Want a clue as to the holiday season may turn out? Look at inventory management.

After a slow fall, retailers report that excess inventory still needs to be moved, and, as a result, they have cut back their holiday orders. They don't want a repeat of last year, when retailers got stuck with big inventories and cut prices too late.

"I think that their inventories are probably going to be a little more in shape compared to last year, and a little lower levels," Simon Property Group CFO Steve Sterrett said in a conference call with investors and analysts Friday.

Pat Conroy, vice chairman and national managing principal of Deloitte Consulting's consumer business practice, agrees. "Retailers are clearly evaluating inventory levels, making sure they have the right assortments and merchandise strategy," he says.

Retailers used markdowns to move inventory in October, helping them to a 4.4 percent year-on-year gain in same-store sales, according to the International Council of Shopping Centers. It was the best month for retailers since June. But they still have leftover inventory. So the holiday season, which is just a little more than two weeks away, will begin with more markdowns and with retailers at the ready to cut prices.

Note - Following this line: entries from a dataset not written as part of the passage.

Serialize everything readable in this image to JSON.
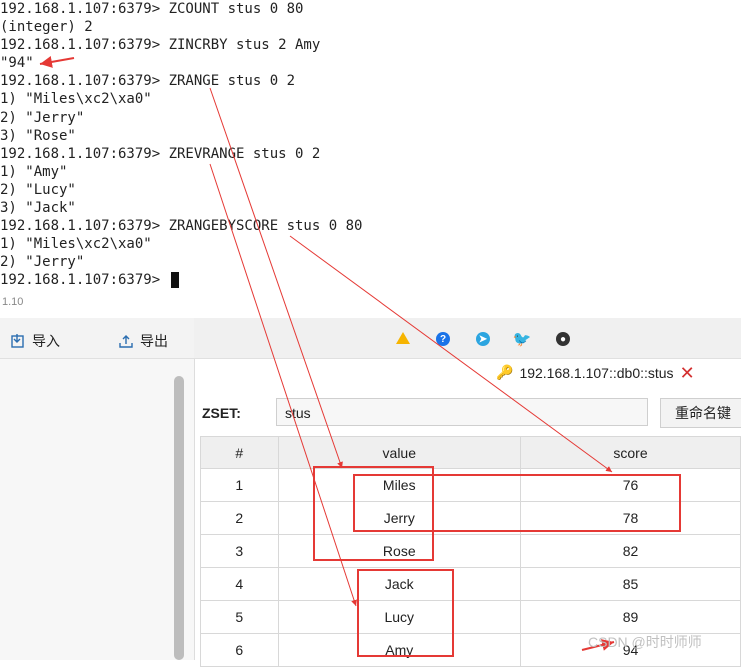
{
  "terminal": {
    "lines": [
      "192.168.1.107:6379> ZCOUNT stus 0 80",
      "(integer) 2",
      "192.168.1.107:6379> ZINCRBY stus 2 Amy",
      "\"94\"",
      "192.168.1.107:6379> ZRANGE stus 0 2",
      "1) \"Miles\\xc2\\xa0\"",
      "2) \"Jerry\"",
      "3) \"Rose\"",
      "192.168.1.107:6379> ZREVRANGE stus 0 2",
      "1) \"Amy\"",
      "2) \"Lucy\"",
      "3) \"Jack\"",
      "192.168.1.107:6379> ZRANGEBYSCORE stus 0 80",
      "1) \"Miles\\xc2\\xa0\"",
      "2) \"Jerry\"",
      "192.168.1.107:6379> "
    ]
  },
  "app": {
    "version": "1.10",
    "toolbar": {
      "import_label": "导入",
      "export_label": "导出"
    },
    "tab": {
      "label": "192.168.1.107::db0::stus"
    },
    "zset": {
      "type_label": "ZSET:",
      "key_name": "stus",
      "rename_label": "重命名键"
    },
    "table": {
      "headers": [
        "#",
        "value",
        "score"
      ],
      "rows": [
        {
          "idx": "1",
          "value": "Miles",
          "score": "76"
        },
        {
          "idx": "2",
          "value": "Jerry",
          "score": "78"
        },
        {
          "idx": "3",
          "value": "Rose",
          "score": "82"
        },
        {
          "idx": "4",
          "value": "Jack",
          "score": "85"
        },
        {
          "idx": "5",
          "value": "Lucy",
          "score": "89"
        },
        {
          "idx": "6",
          "value": "Amy",
          "score": "94"
        }
      ]
    }
  },
  "icons": {
    "warning": "warning-icon",
    "help": "help-icon",
    "telegram": "telegram-icon",
    "twitter": "twitter-icon",
    "github": "github-icon",
    "key": "key-icon",
    "close": "close-icon"
  },
  "watermark": "CSDN @时时师师",
  "colors": {
    "annotation": "#e53935"
  }
}
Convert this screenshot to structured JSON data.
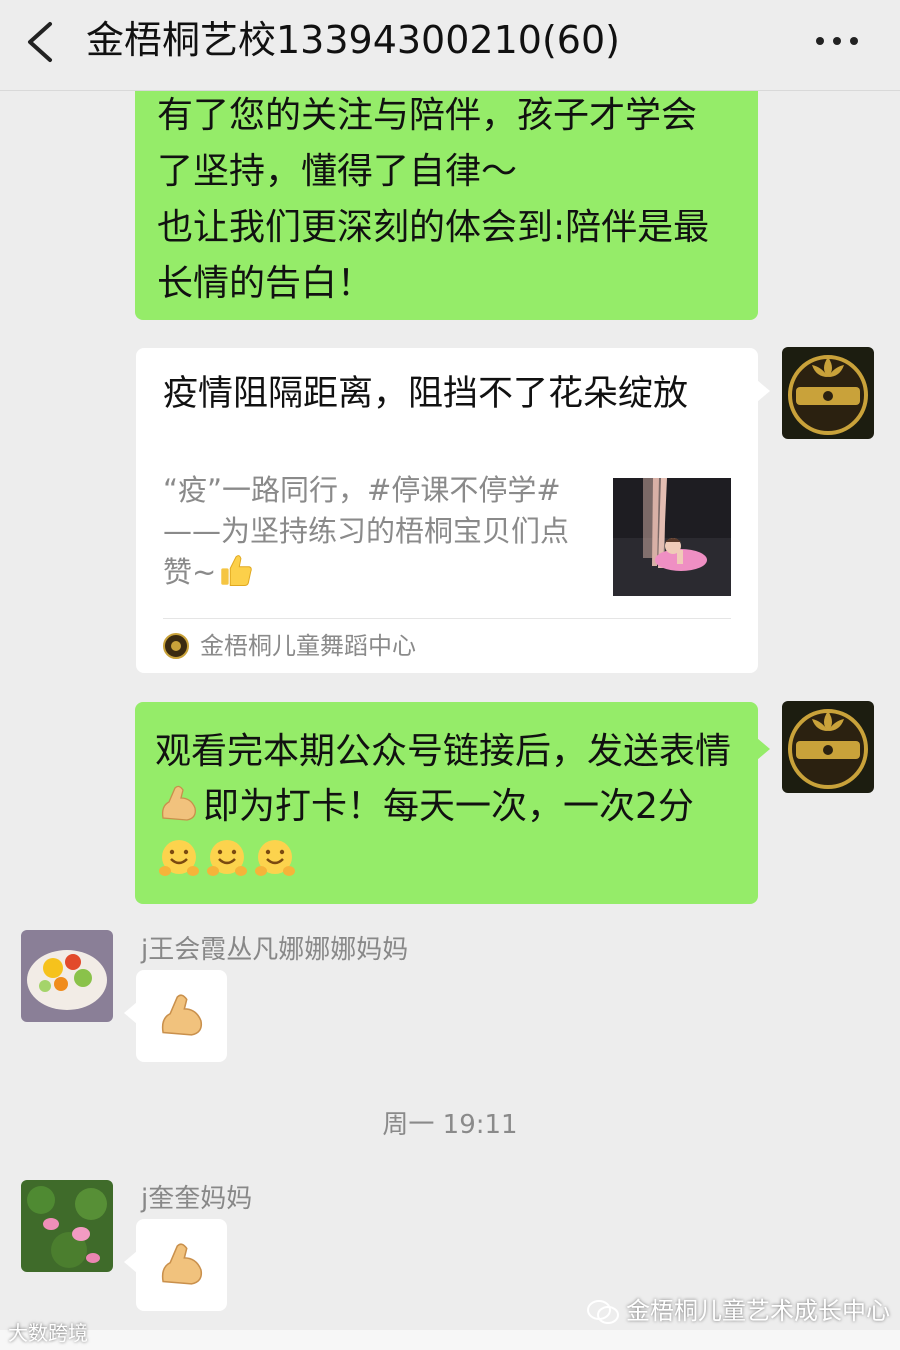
{
  "header": {
    "title": "金梧桐艺校13394300210(60)",
    "back_icon": "chevron-left-icon",
    "more_icon": "more-dots-icon"
  },
  "messages": {
    "msg1": {
      "lines": [
        "有了您的关注与陪伴，孩子才学会",
        "了坚持，懂得了自律～",
        "也让我们更深刻的体会到:陪伴是最",
        "长情的告白！"
      ]
    },
    "card": {
      "title": "疫情阻隔距离，阻挡不了花朵绽放",
      "desc": "“疫”一路同行，#停课不停学#——为坚持练习的梧桐宝贝们点赞~",
      "desc_emoji": "thumbs-up-icon",
      "source": "金梧桐儿童舞蹈中心"
    },
    "msg3": {
      "text_a": "观看完本期公众号链接后，发送表情",
      "text_b": "即为打卡！每天一次，一次2分",
      "emoji_flex": "flexed-biceps-icon",
      "emoji_hug": "hugging-face-icon"
    },
    "reply1": {
      "sender": "j王会霞丛凡娜娜娜妈妈",
      "emoji": "flexed-biceps-icon"
    },
    "timestamp": "周一 19:11",
    "reply2": {
      "sender": "j奎奎妈妈",
      "emoji": "flexed-biceps-icon"
    }
  },
  "watermarks": {
    "right": "金梧桐儿童艺术成长中心",
    "left": "大数跨境"
  },
  "colors": {
    "background": "#ededed",
    "sent_bubble": "#95ec69",
    "received_bubble": "#ffffff",
    "avatar_logo_gold": "#c9a23a"
  }
}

Some discounters have already reduced toy prices. Wal-Mart was criticized last year for not being more aggressive in moving excess inventory and seems determined to not make the same mistake. So, for example, it cut prices on talking Furby dolls, which are expected to be one of the season's top sellers -- by $10, down to $39.88 each. Target Inc.'s policy has been to match Wal-Mart's prices, so it quickly followed suit on slashing toy prices. Kohl's Department Stores, too, has already cut prices on toys as well as Christmas decorations and apparel.

Other factors could hurt holiday sales, says Conroy. More than ever, consumers will be pressed for time and (with high gas prices) will be more efficient, minimizing shopping trips.

"You have to have what they want, but there also has to be convenience in buying, which means more registers and longer store hours," Conroy says. "And you better make sure when you get the consumer in the store, that you convert them, because they won't be coming back for a second trip."

The overall prognosis is not good. Volatility in gas prices, the continuing Iraq war, threats of inflation and the devastating series of hurricanes all have taken a toll on consumer confidence, which now sits at a two-year low, according to the Consumer Conference Board.

A recent survey completed by Leo J. Shapiro & Associates showed that a record high 54 percent of respondents will spend less on holiday shopping this year, and also that they will make fewer trips. Only 15 percent of households expect to increase spending. (Last year, 40 percent expected to spend less and 20 percent anticipated spending more.)

Respondents said they were stretched for several reasons. More than one-quarter said their family income had decreased in September and October (up from 18 percent in 2004). Nearly 70 percent said they had not been able to save money (up from 58 percent). More than one-third were facing financial pressure because of Hurricane Katrina with a similar number saying it was harder to get by now than a year ago. Lastly, 52 percent (vs. 38 percent the previous year) said they were in worse financial shape than a year ago.

These analyses, and others, contrasts with rosy industry projections by industry associations. Britt Beemer, president of America's Research Group, for example, is among those painting a grimmer picture. Beemer has said he thinks sales could decline for the first time in more than 20 years.

-- David Bodamer